Don’t mess up your morning routine

coffee in a can
Keep the beans out of the chili, but I'll take plenty in my coffee, please. Photo by Lemmy.
Speaking of coffee... skip filters and a coffeepot. Take a lesson from the cowboys and make your coffee like you're fixin' tea. Toss your coffee grounds right into a can of boiling water. Wait a bit for them to steep and settle to the bottom, then get to drinkin'! If you're cowboy-tough, just chew on the couple of grounds that make it into your pie-hole. If you're not, spit 'em out.

Tents are optional

Tents take up minimal space, but if you’re hurting for room, you can get by without one. I have spent a few warm nights using the dirt for a mattress and the stars for a blanket. You can step that game up a little bit, too, with bivy tents and bivy bags. I have a bivouac bag that is just fine to use out in the open. If you’re broke as a joke, just pack two tarps and some rope. Lay one on the ground, and pull your bike and a buddy’s bike over it at each end. Lash down the tarps, string up a guyline, and you’re home free.

The ultimate in light traveling. This whole setup can be scrounged up for $10 to $15. Photo by Lemmy.

Skip a pillow

Pull the saddle off your bike. Seats are usually cushy and soft, and if you force yours into being a pillow, it wakes up in the tent warm and dry in the morning. No dew!

Don’t forget the standbys

Of course, there are some more common ones that bear repeating, too: Your side stand can be used as a bead breaker, your beer can becomes a jiffy stand plate after you park for the night, and if your lips are getting chapped, lay your finger on the side of your nose and grab some of the oil that collects there for emergency lip balm. Baby wipes cover pretty much all your bathroom functions for the times you're not near a river.

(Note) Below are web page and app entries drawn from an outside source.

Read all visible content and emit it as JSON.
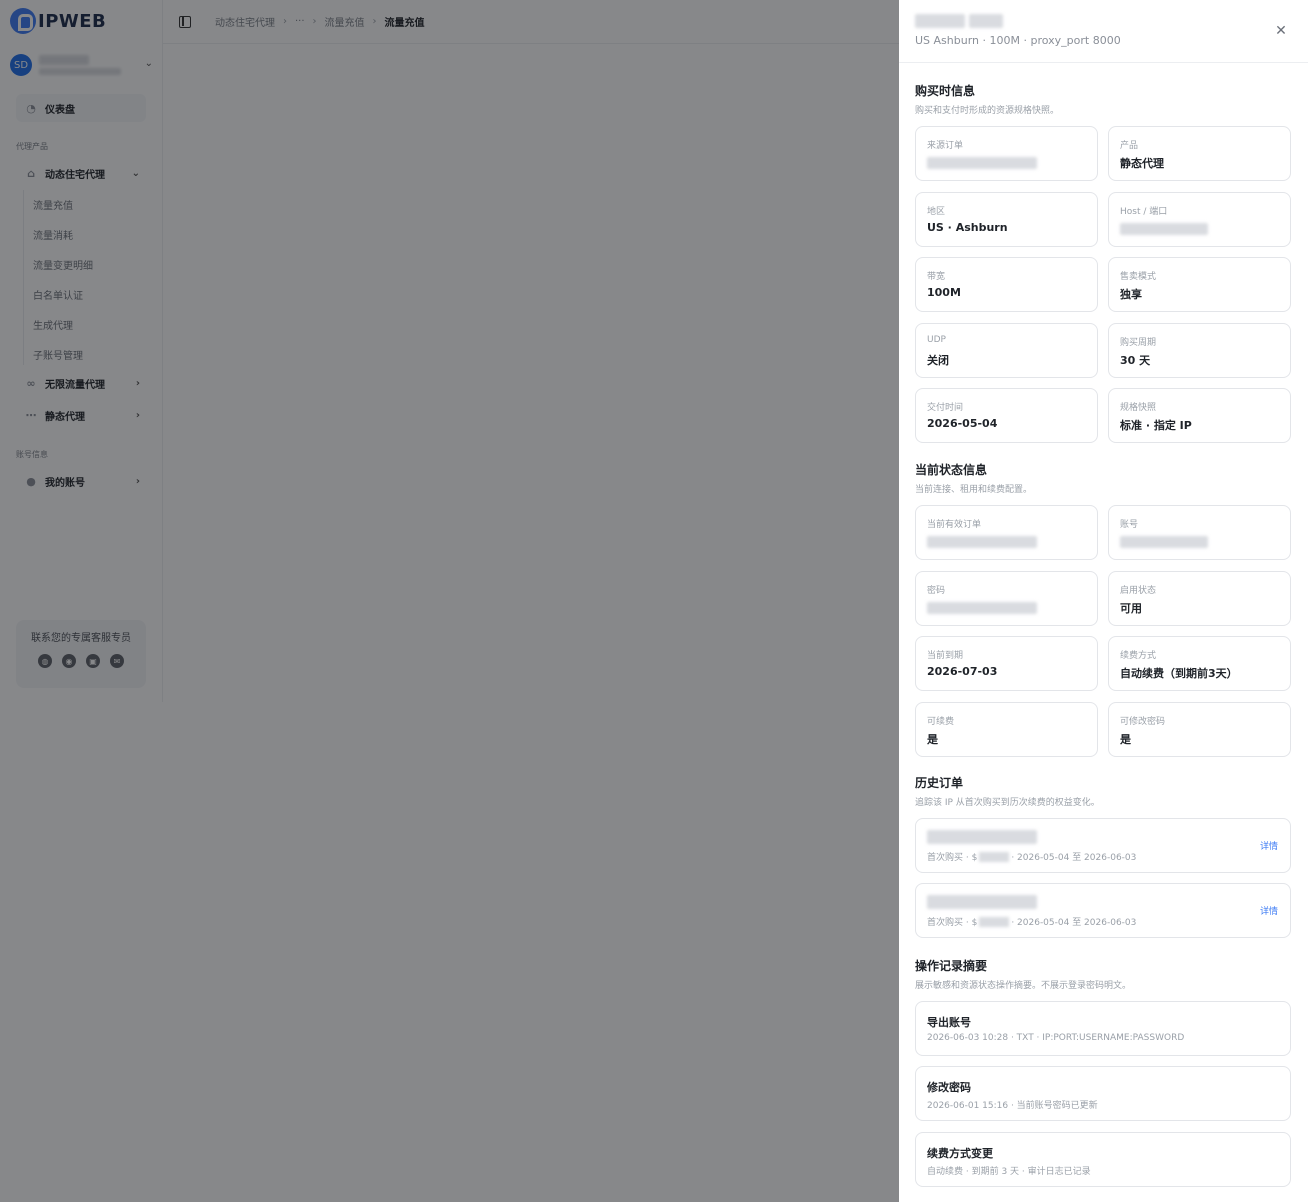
{
  "logo": {
    "text": "IPWEB"
  },
  "user": {
    "avatar_initials": "SD"
  },
  "sidebar": {
    "dashboard_label": "仪表盘",
    "group_proxy_label": "代理产品",
    "dynamic_residential": {
      "label": "动态住宅代理",
      "children": [
        "流量充值",
        "流量消耗",
        "流量变更明细",
        "白名单认证",
        "生成代理",
        "子账号管理"
      ]
    },
    "unlimited_label": "无限流量代理",
    "static_label": "静态代理",
    "group_account_label": "账号信息",
    "my_account_label": "我的账号",
    "contact_title": "联系您的专属客服专员"
  },
  "header": {
    "breadcrumb": [
      "动态住宅代理",
      "···",
      "流量充值",
      "流量充值"
    ]
  },
  "drawer": {
    "subtitle": "US Ashburn · 100M · proxy_port 8000",
    "purchase": {
      "title": "购买时信息",
      "desc": "购买和支付时形成的资源规格快照。",
      "fields": [
        {
          "label": "来源订单",
          "value": ""
        },
        {
          "label": "产品",
          "value": "静态代理"
        },
        {
          "label": "地区",
          "value": "US · Ashburn"
        },
        {
          "label": "Host / 端口",
          "value": ""
        },
        {
          "label": "带宽",
          "value": "100M"
        },
        {
          "label": "售卖模式",
          "value": "独享"
        },
        {
          "label": "UDP",
          "value": "关闭"
        },
        {
          "label": "购买周期",
          "value": "30 天"
        },
        {
          "label": "交付时间",
          "value": "2026-05-04"
        },
        {
          "label": "规格快照",
          "value": "标准 · 指定 IP"
        }
      ]
    },
    "current": {
      "title": "当前状态信息",
      "desc": "当前连接、租用和续费配置。",
      "fields": [
        {
          "label": "当前有效订单",
          "value": ""
        },
        {
          "label": "账号",
          "value": ""
        },
        {
          "label": "密码",
          "value": ""
        },
        {
          "label": "启用状态",
          "value": "可用"
        },
        {
          "label": "当前到期",
          "value": "2026-07-03"
        },
        {
          "label": "续费方式",
          "value": "自动续费（到期前3天）"
        },
        {
          "label": "可续费",
          "value": "是"
        },
        {
          "label": "可修改密码",
          "value": "是"
        }
      ]
    },
    "history": {
      "title": "历史订单",
      "desc": "追踪该 IP 从首次购买到历次续费的权益变化。",
      "orders": [
        {
          "type": "首次购买 · $",
          "period": "· 2026-05-04 至 2026-06-03",
          "detail": "详情"
        },
        {
          "type": "首次购买 · $",
          "period": "· 2026-05-04 至 2026-06-03",
          "detail": "详情"
        }
      ]
    },
    "operations": {
      "title": "操作记录摘要",
      "desc": "展示敏感和资源状态操作摘要。不展示登录密码明文。",
      "items": [
        {
          "title": "导出账号",
          "meta": "2026-06-03 10:28 · TXT · IP:PORT:USERNAME:PASSWORD"
        },
        {
          "title": "修改密码",
          "meta": "2026-06-01 15:16 · 当前账号密码已更新"
        },
        {
          "title": "续费方式变更",
          "meta": "自动续费 · 到期前 3 天 · 审计日志已记录"
        }
      ]
    }
  }
}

Look, is all this cutting and skimping necessary? Of course not. You can haul out your wallet and camp in a Best Western if you want, and I wouldn't blame you at all. But if you're the type to do things the hard way, maybe some of these tips will get you by on the same shoestring budget I always seem to tour on. Antique chopper parts ain't getting any cheaper, ya know?